Records from a dataset
◆ ◆ ◆ ◆ ◆ ◆ ◆

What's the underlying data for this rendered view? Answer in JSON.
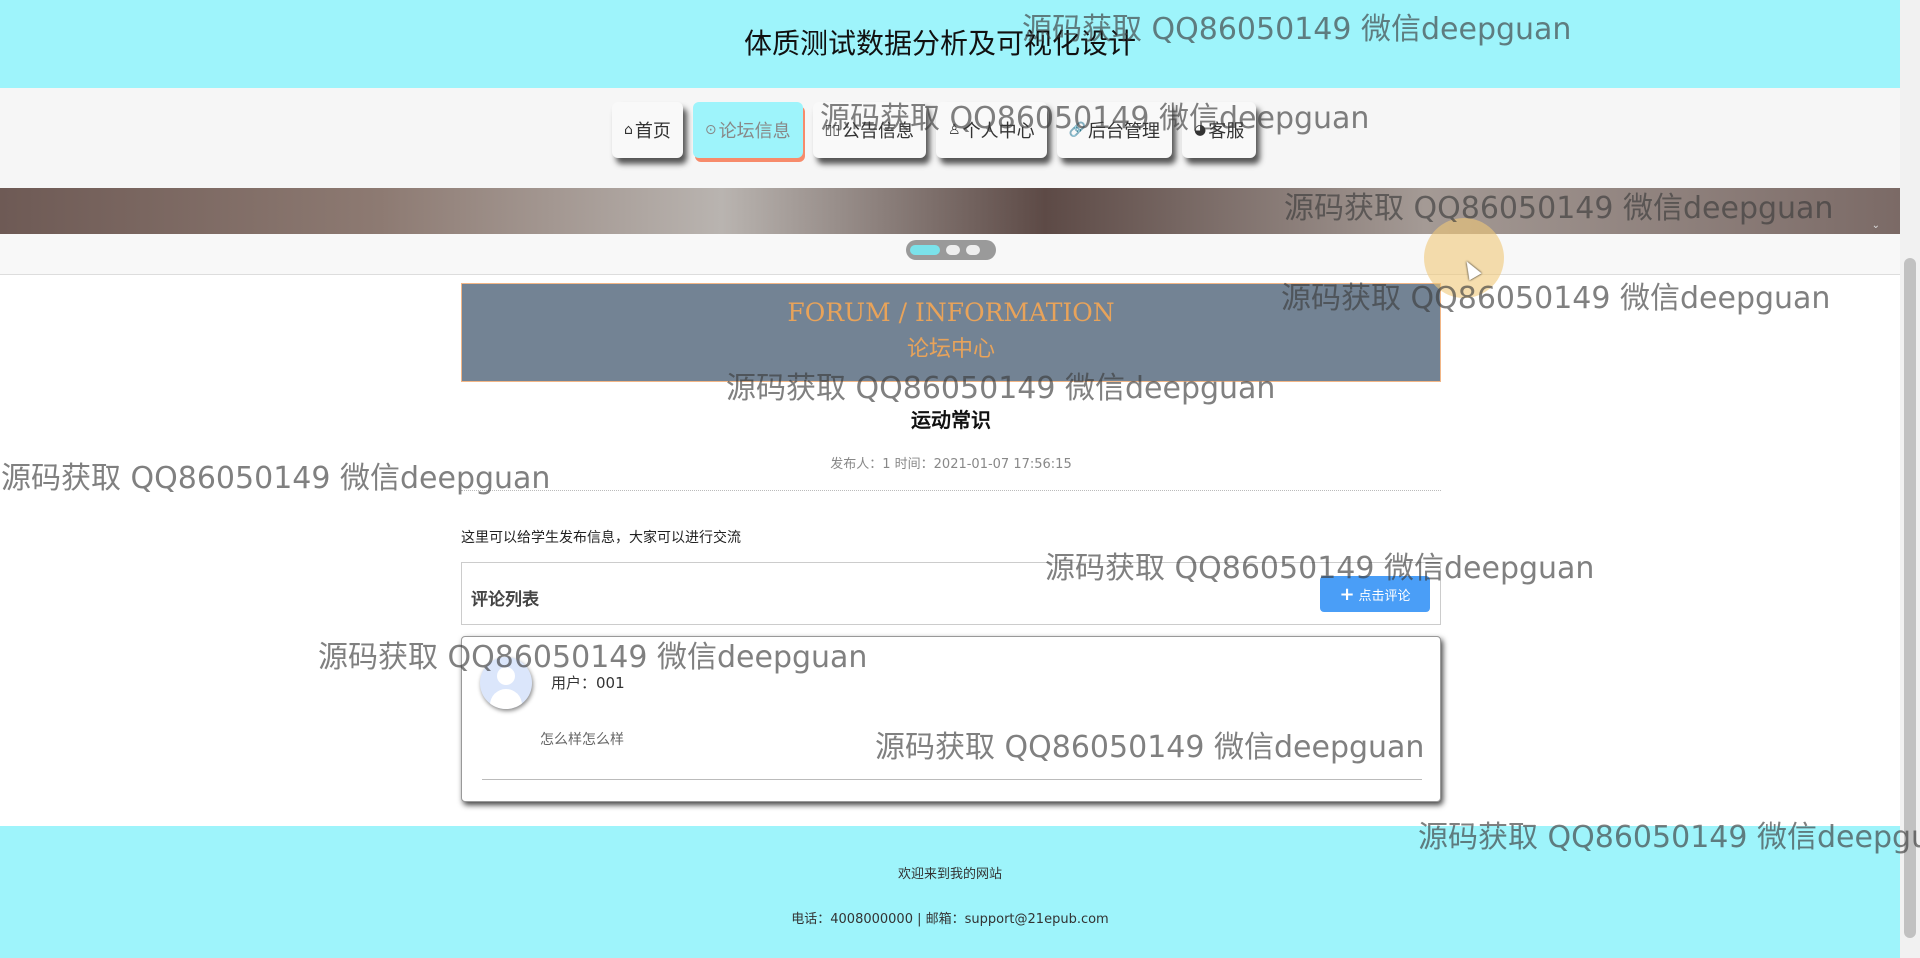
{
  "site": {
    "title": "体质测试数据分析及可视化设计"
  },
  "nav": {
    "items": [
      {
        "icon": "⌂",
        "label": "首页"
      },
      {
        "icon": "⊙",
        "label": "论坛信息"
      },
      {
        "icon": "▯▯",
        "label": "公告信息"
      },
      {
        "icon": "♙",
        "label": "个人中心"
      },
      {
        "icon": "🔗",
        "label": "后台管理"
      },
      {
        "icon": "◕",
        "label": "客服"
      }
    ],
    "active_index": 1
  },
  "banner": {
    "slides": 3,
    "active_slide": 1,
    "arrow": "⌄"
  },
  "section": {
    "title_en": "FORUM / INFORMATION",
    "title_cn": "论坛中心"
  },
  "post": {
    "title": "运动常识",
    "meta": "发布人：1 时间：2021-01-07 17:56:15",
    "content": "这里可以给学生发布信息，大家可以进行交流"
  },
  "comments": {
    "header": "评论列表",
    "add_button": "点击评论",
    "add_icon": "+",
    "items": [
      {
        "user": "用户：001",
        "text": "怎么样怎么样"
      }
    ]
  },
  "footer": {
    "welcome": "欢迎来到我的网站",
    "contact": "电话：4008000000 | 邮箱：support@21epub.com"
  },
  "watermarks": [
    "源码获取 QQ86050149 微信deepguan",
    "源码获取 QQ86050149 微信deepguan",
    "源码获取 QQ86050149 微信deepguan",
    "源码获取 QQ86050149 微信deepguan",
    "源码获取 QQ86050149 微信deepguan",
    "源码获取 QQ86050149 微信deepguan",
    "源码获取 QQ86050149 微信deepguan",
    "源码获取 QQ86050149 微信deepguan",
    "源码获取 QQ86050149 微信deepguan",
    "源码获取 QQ86050149 微信deepgu"
  ]
}
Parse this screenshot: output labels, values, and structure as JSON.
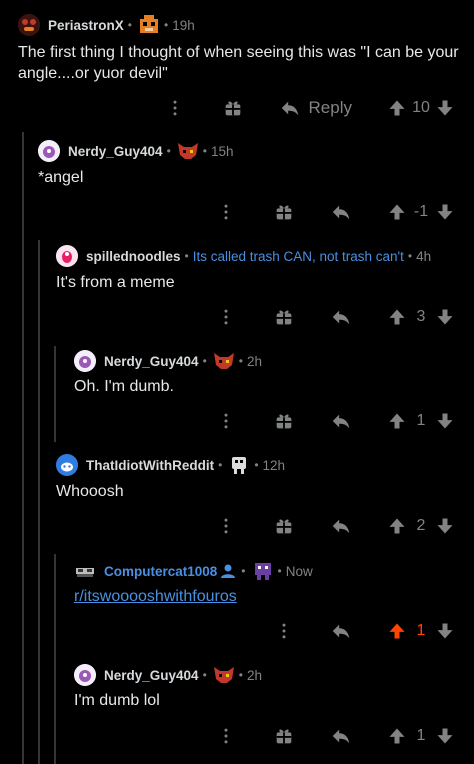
{
  "comments": [
    {
      "username": "PeriastronX",
      "time": "19h",
      "body": "The first thing I thought of when seeing this was \"I can be your angle....or yuor devil\"",
      "reply_label": "Reply",
      "score": "10",
      "avatar_color": "#7a1f1f",
      "flair_icon": "freddy-icon"
    },
    {
      "username": "Nerdy_Guy404",
      "time": "15h",
      "body": "*angel",
      "score": "-1",
      "avatar_color": "#b9a0d8",
      "flair_icon": "foxy-icon"
    },
    {
      "username": "spillednoodles",
      "flair_text": "Its called trash CAN, not trash can't",
      "time": "4h",
      "body": "It's from a meme",
      "score": "3",
      "avatar_color": "#e6b0d8"
    },
    {
      "username": "Nerdy_Guy404",
      "time": "2h",
      "body": "Oh. I'm dumb.",
      "score": "1",
      "avatar_color": "#b9a0d8",
      "flair_icon": "foxy-icon"
    },
    {
      "username": "ThatIdiotWithReddit",
      "time": "12h",
      "body": "Whooosh",
      "score": "2",
      "avatar_color": "#4a90e2",
      "flair_icon": "endo-icon"
    },
    {
      "username": "Computercat1008",
      "time": "Now",
      "body": "r/itswooooshwithfouros",
      "score": "1",
      "avatar_color": "#222222",
      "flair_icon": "purple-guy-icon",
      "op": true
    },
    {
      "username": "Nerdy_Guy404",
      "time": "2h",
      "body": "I'm dumb lol",
      "score": "1",
      "avatar_color": "#b9a0d8",
      "flair_icon": "foxy-icon"
    }
  ],
  "colors": {
    "background": "#000000",
    "accent": "#4a90e2",
    "upvote_active": "#ff4500",
    "muted": "#818384"
  }
}
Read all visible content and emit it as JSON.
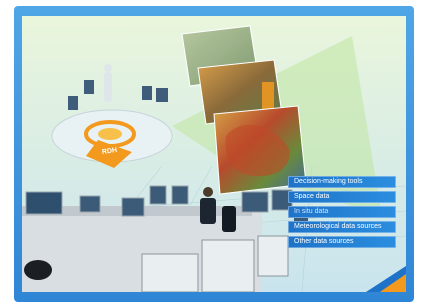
{
  "menu": {
    "items": [
      {
        "label": "Decision-making tools",
        "dim": false
      },
      {
        "label": "Space data",
        "dim": false
      },
      {
        "label": "In situ data",
        "dim": true
      },
      {
        "label": "Meteorological data sources",
        "dim": false
      },
      {
        "label": "Other data sources",
        "dim": false
      }
    ]
  },
  "hub_label": "RDH",
  "colors": {
    "frame": "#2f86d6",
    "menu": "#1e73c8",
    "accent_orange": "#f39a1e"
  }
}
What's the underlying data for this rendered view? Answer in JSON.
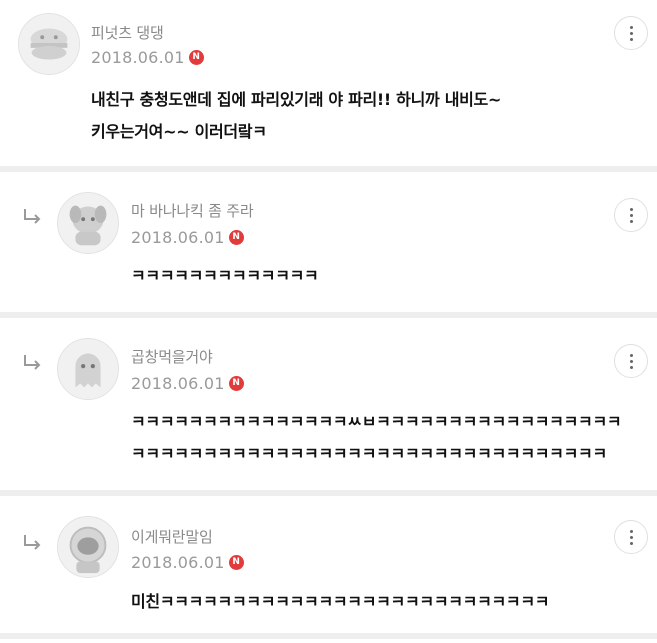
{
  "comments": [
    {
      "nickname": "피넛츠 댕댕",
      "date": "2018.06.01",
      "badge": "N",
      "lines": [
        "내친구 충청도앤데 집에 파리있기래 야 파리!! 하니까 내비도~",
        "키우는거여~~ 이러더랔ㅋ"
      ],
      "is_reply": false,
      "avatar_icon": "burger-character-icon"
    },
    {
      "nickname": "마 바나나킥 좀 주라",
      "date": "2018.06.01",
      "badge": "N",
      "lines": [
        "ㅋㅋㅋㅋㅋㅋㅋㅋㅋㅋㅋㅋㅋ"
      ],
      "is_reply": true,
      "avatar_icon": "dog-character-icon"
    },
    {
      "nickname": "곱창먹을거야",
      "date": "2018.06.01",
      "badge": "N",
      "lines": [
        "ㅋㅋㅋㅋㅋㅋㅋㅋㅋㅋㅋㅋㅋㅋㅋㅆㅂㅋㅋㅋㅋㅋㅋㅋㅋㅋㅋㅋㅋㅋㅋㅋㅋㅋ",
        "ㅋㅋㅋㅋㅋㅋㅋㅋㅋㅋㅋㅋㅋㅋㅋㅋㅋㅋㅋㅋㅋㅋㅋㅋㅋㅋㅋㅋㅋㅋㅋㅋㅋ"
      ],
      "is_reply": true,
      "avatar_icon": "ghost-character-icon"
    },
    {
      "nickname": "이게뭐란말임",
      "date": "2018.06.01",
      "badge": "N",
      "lines": [
        "미친ㅋㅋㅋㅋㅋㅋㅋㅋㅋㅋㅋㅋㅋㅋㅋㅋㅋㅋㅋㅋㅋㅋㅋㅋㅋㅋㅋ"
      ],
      "is_reply": true,
      "avatar_icon": "astronaut-character-icon"
    }
  ],
  "colors": {
    "badge": "#e23b3b",
    "separator": "#eeeeee",
    "meta": "#9a9a9a"
  }
}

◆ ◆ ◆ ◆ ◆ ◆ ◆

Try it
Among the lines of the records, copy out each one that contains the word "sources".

Task result
        "label": "Meteorological data sources",
        "label": "Other data sources",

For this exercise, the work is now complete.